▶ _EXERCISE INSTRUCTIONS_:
Find the string "that" in the listing below and return each line it appears in.

▶ _PROVIDED RECORDS_:
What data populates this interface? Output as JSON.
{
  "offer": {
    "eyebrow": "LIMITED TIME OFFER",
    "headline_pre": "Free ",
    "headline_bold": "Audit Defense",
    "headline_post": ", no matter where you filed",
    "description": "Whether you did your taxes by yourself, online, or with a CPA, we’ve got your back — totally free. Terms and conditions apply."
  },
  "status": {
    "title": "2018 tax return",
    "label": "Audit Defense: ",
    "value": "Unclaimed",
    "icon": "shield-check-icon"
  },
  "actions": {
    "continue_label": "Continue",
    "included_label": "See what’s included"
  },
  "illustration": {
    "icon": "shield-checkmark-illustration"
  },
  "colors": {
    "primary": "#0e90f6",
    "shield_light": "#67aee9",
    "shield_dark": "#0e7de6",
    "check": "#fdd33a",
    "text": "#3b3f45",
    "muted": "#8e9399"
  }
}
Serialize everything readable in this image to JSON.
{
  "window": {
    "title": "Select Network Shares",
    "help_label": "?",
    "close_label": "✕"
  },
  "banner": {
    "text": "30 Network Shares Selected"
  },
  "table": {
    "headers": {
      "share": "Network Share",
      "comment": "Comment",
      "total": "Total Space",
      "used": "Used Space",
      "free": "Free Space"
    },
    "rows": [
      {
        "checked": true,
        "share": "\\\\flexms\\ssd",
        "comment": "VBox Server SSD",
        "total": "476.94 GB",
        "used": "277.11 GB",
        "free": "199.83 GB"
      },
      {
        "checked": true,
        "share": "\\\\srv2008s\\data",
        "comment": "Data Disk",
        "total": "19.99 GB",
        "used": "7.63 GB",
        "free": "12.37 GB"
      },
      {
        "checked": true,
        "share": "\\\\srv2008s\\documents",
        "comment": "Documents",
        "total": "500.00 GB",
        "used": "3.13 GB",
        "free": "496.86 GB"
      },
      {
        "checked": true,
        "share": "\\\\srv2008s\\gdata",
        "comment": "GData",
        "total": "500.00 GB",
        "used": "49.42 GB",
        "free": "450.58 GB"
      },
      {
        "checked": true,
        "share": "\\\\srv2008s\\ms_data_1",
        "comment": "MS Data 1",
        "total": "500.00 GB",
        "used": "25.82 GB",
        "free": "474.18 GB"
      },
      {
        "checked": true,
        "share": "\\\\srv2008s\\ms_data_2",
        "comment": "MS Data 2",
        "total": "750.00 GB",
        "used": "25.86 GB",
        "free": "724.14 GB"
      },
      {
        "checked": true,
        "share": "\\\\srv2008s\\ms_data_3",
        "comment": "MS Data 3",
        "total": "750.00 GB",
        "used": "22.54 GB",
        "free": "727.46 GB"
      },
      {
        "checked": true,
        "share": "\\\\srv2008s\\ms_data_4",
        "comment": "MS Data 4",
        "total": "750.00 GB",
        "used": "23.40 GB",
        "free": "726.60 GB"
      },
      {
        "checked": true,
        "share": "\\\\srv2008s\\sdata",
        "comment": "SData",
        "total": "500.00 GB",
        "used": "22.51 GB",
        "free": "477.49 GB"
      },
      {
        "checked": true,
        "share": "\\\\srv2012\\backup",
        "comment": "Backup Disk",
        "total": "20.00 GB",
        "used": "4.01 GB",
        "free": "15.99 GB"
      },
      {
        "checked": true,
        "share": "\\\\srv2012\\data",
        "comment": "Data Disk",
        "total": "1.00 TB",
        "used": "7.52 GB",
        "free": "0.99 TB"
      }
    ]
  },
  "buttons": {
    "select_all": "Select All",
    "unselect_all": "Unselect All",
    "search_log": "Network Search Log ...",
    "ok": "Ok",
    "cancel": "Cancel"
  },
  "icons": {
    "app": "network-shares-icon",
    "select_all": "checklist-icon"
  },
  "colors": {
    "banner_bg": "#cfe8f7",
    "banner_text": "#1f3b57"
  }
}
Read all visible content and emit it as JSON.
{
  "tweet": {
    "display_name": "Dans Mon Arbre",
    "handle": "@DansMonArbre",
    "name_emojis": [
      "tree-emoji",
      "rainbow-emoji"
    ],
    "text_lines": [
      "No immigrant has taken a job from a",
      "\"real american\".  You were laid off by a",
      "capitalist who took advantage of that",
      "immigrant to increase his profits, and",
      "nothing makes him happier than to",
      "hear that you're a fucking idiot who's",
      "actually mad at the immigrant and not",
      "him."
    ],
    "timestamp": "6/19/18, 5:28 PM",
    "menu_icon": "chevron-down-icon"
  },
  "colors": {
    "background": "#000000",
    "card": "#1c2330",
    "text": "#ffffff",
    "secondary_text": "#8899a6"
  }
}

▶ _YOUR RESPONSE_:
      "capitalist who took advantage of that",
      "hear that you're a fucking idiot who's",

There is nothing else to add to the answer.